In the sample schools few students were stood-down or suspended and students achieved good academic results. In fact, some schools had already exceeded the Government’s target that, by 2017, 85 percent of all 18 year-olds will achieve NCEA Level 2.

Every school was different, and yet every school had features in common. The report describes these common features and how together they worked to get good results. It also shares case studies about each school to highlight different practices that contributed to their success.

The bottom line for these schools was about achieving the best possible outcomes for students. Students were first and foremost in their thinking.

These schools had a relentless commitment to improvement – improvement focused on success for each and every student.

Key areas of good practice:

School Culture

  • Schools focused on the students’ wellbeing and on building deeply caring relationships.
  • A ‘can do’ attitude pervaded the schools – schools believed that all students can succeed and that teachers can find ways to help that happen.
  • Whānau, parents and community were involved in their teenager’s learning.
  • Responses to problems were solution focused and restorative practices were used.


  • Students were confident young adults, helped to take responsibility for themselves and their learning.
  • Students were active members of their school community.


  • Carefully selected and adapted professional learning advanced the school’s strategic plan.
  • School leaders and teachers used extensive, high quality data to identify students’ needs and respond appropriately.
  • Community links extended opportunities for students’ learning.


  • Senior leaders worked extremely efficiently as a team with high levels of relational trust.

Principals were knowledgeable and skilful change managers. They were pivotal to the successful development of the school culture and in realising the school vision through its strategic plan.

Self-review questions for schools

School culture

  • How well are our vision, expectations and values brought to life in the school? How do we know?
  • To what extent does our culture support students’ wellbeing and motivation to learn?
  • How well do students new to our school learn about our expectations and values?
  • How is the students’ sense of belonging nurtured? Who really knows each student?
  • How are parents involved in discussions and decisions about their teenager’s progress?
  • How well are students supported to develop a learning pathway through school – to make the right subject choices, set and achieve academic targets, and keep their future options open?
  • How do we respond to students having difficulties engaging in their learning – punitively or restoratively?

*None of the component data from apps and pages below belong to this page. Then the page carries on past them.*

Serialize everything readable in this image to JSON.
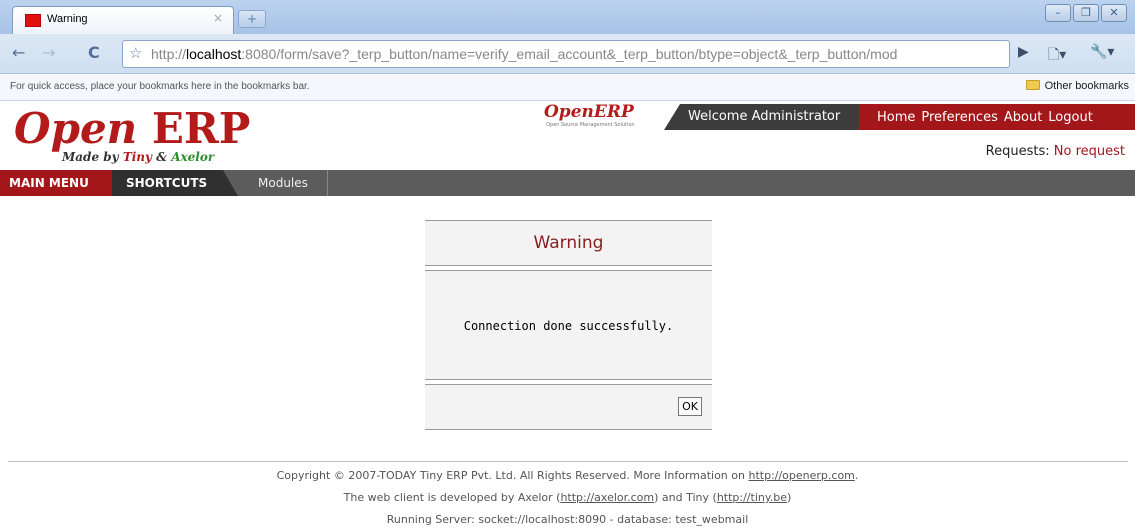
{
  "browser": {
    "tab_title": "Warning",
    "tab_close": "×",
    "new_tab": "+",
    "url_prefix": "http://",
    "url_host": "localhost",
    "url_rest": ":8080/form/save?_terp_button/name=verify_email_account&_terp_button/btype=object&_terp_button/mod",
    "bookmarks_hint": "For quick access, place your bookmarks here in the bookmarks bar.",
    "other_bookmarks": "Other bookmarks",
    "win_min": "–",
    "win_max": "❐",
    "win_close": "✕"
  },
  "header": {
    "logo_open": "Open",
    "logo_erp": "ERP",
    "logo_made_by": "Made by ",
    "logo_tiny": "Tiny",
    "logo_amp": " & ",
    "logo_axelor": "Axelor",
    "small_logo": "OpenERP",
    "small_logo_sub": "Open Source Management Solution",
    "welcome": "Welcome Administrator",
    "links": [
      "Home",
      "Preferences",
      "About",
      "Logout"
    ],
    "requests_label": "Requests: ",
    "requests_value": "No request"
  },
  "menu": {
    "main_menu": "MAIN MENU",
    "shortcuts": "SHORTCUTS",
    "modules": "Modules"
  },
  "dialog": {
    "title": "Warning",
    "message": "Connection done successfully.",
    "ok_label": "OK"
  },
  "footer": {
    "line1_text": "Copyright © 2007-TODAY Tiny ERP Pvt. Ltd. All Rights Reserved. More Information on ",
    "line1_link": "http://openerp.com",
    "line1_end": ".",
    "line2_a": "The web client is developed by Axelor (",
    "line2_link1": "http://axelor.com",
    "line2_b": ") and Tiny (",
    "line2_link2": "http://tiny.be",
    "line2_c": ")",
    "line3": "Running Server: socket://localhost:8090 - database: test_webmail"
  }
}
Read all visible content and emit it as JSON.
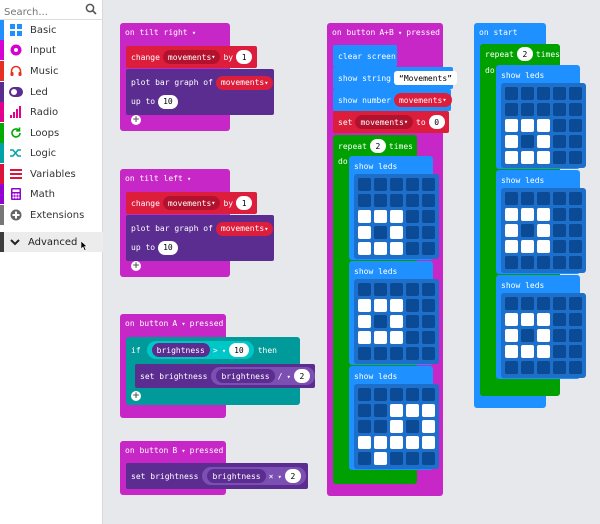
{
  "toolbox": {
    "search_placeholder": "Search...",
    "categories": [
      {
        "label": "Basic",
        "color": "#1e90ff"
      },
      {
        "label": "Input",
        "color": "#d400d4"
      },
      {
        "label": "Music",
        "color": "#e63022"
      },
      {
        "label": "Led",
        "color": "#5c2d91"
      },
      {
        "label": "Radio",
        "color": "#e3008c"
      },
      {
        "label": "Loops",
        "color": "#00aa00"
      },
      {
        "label": "Logic",
        "color": "#00a4a6"
      },
      {
        "label": "Variables",
        "color": "#dc143c"
      },
      {
        "label": "Math",
        "color": "#9400d3"
      },
      {
        "label": "Extensions",
        "color": "#777777"
      }
    ],
    "advanced_label": "Advanced"
  },
  "colors": {
    "input": "#c827c8",
    "variables": "#dc1e3c",
    "led": "#5c2d91",
    "basic": "#1e90ff",
    "loops": "#00a000",
    "logic": "#009a9a"
  },
  "blocks": {
    "tilt_right": {
      "hat": "on tilt right",
      "change": "change",
      "var": "movements",
      "by": "by",
      "by_value": "1",
      "plot": "plot bar graph of",
      "plot_var": "movements",
      "up_to": "up to",
      "up_to_value": "10"
    },
    "tilt_left": {
      "hat": "on tilt left",
      "change": "change",
      "var": "movements",
      "by": "by",
      "by_value": "1",
      "plot": "plot bar graph of",
      "plot_var": "movements",
      "up_to": "up to",
      "up_to_value": "10"
    },
    "button_a": {
      "hat": "on button",
      "button": "A",
      "pressed": "pressed",
      "if": "if",
      "brightness": "brightness",
      "op": ">",
      "value": "10",
      "then": "then",
      "set": "set brightness",
      "set_brightness": "brightness",
      "div": "/",
      "div_value": "2"
    },
    "button_b": {
      "hat": "on button",
      "button": "B",
      "pressed": "pressed",
      "set": "set brightness",
      "set_brightness": "brightness",
      "mul": "×",
      "mul_value": "2"
    },
    "button_ab": {
      "hat": "on button",
      "button": "A+B",
      "pressed": "pressed",
      "clear": "clear screen",
      "show_string": "show string",
      "string_value": "Movements",
      "show_number": "show number",
      "number_var": "movements",
      "set": "set",
      "set_var": "movements",
      "to": "to",
      "to_value": "0",
      "repeat": "repeat",
      "repeat_count": "2",
      "times": "times",
      "do": "do",
      "show_leds": "show leds"
    },
    "on_start": {
      "hat": "on start",
      "repeat": "repeat",
      "repeat_count": "2",
      "times": "times",
      "do": "do",
      "show_leds": "show leds"
    }
  },
  "led_patterns": {
    "ab_1": [
      0,
      0,
      0,
      0,
      0,
      0,
      0,
      0,
      0,
      0,
      1,
      1,
      1,
      0,
      0,
      1,
      0,
      1,
      0,
      0,
      1,
      1,
      1,
      0,
      0
    ],
    "ab_2": [
      0,
      0,
      0,
      0,
      0,
      1,
      1,
      1,
      0,
      0,
      1,
      0,
      1,
      0,
      0,
      1,
      1,
      1,
      0,
      0,
      0,
      0,
      0,
      0,
      0
    ],
    "ab_3": [
      0,
      0,
      0,
      0,
      0,
      0,
      0,
      1,
      1,
      1,
      0,
      0,
      1,
      0,
      1,
      1,
      1,
      1,
      1,
      1,
      0,
      1,
      0,
      0,
      0
    ],
    "start_1": [
      0,
      0,
      0,
      0,
      0,
      0,
      0,
      0,
      0,
      0,
      1,
      1,
      1,
      0,
      0,
      1,
      0,
      1,
      0,
      0,
      1,
      1,
      1,
      0,
      0
    ],
    "start_2": [
      0,
      0,
      0,
      0,
      0,
      1,
      1,
      1,
      0,
      0,
      1,
      0,
      1,
      0,
      0,
      1,
      1,
      1,
      0,
      0,
      0,
      0,
      0,
      0,
      0
    ],
    "start_3": [
      0,
      0,
      0,
      0,
      0,
      1,
      1,
      1,
      0,
      0,
      1,
      0,
      1,
      0,
      0,
      1,
      1,
      1,
      0,
      0,
      0,
      0,
      0,
      0,
      0
    ]
  }
}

  • What do the statistics (attendance, retention, suspension, stand-down, exclusion and expulsion) tell us about how well students are engaged in learning and the culture we have in our school?
  • Who is responsible for tracking and responding to engagement and achievement data about students? Who is the data shared with and how is it used?
  • What processes do we have in place to respond quickly to students who are at risk of disengaging or of falling behind?
  • How well do our academic, pastoral and administration systems work together to improve outcomes for each and every student?
  • To what extent are interactions in the school respectful and focused on learning?


  • How flexible is the curriculum in providing the subject and course choices needed for our students to have meaningful learning pathways?
  • To what extent do we provide a wide variety of learning opportunities for students?
  • How well do teachers set and realise high expectations with their students?
  • To what extent are teachers effective in designing a curriculum that builds on students’ prior knowledge and interests, challenges them and meets the needs of their students?
  • How do we identify what is working well and what needs to be improved?


  • How well do our leaders foster our vision and high expectations for success for every student?
  • How effectively have we established a cohesive learning community in our school? To what extent do all members of the school community contribute to and support the school vision?
  • How effectively does leadership respond to short-term needs, while keeping true to the long-term vision?
  • How well are professional learning opportunities selected and tailored to our vision?
  • How do we provide staff and students with opportunities to lead in our school community?

(See also: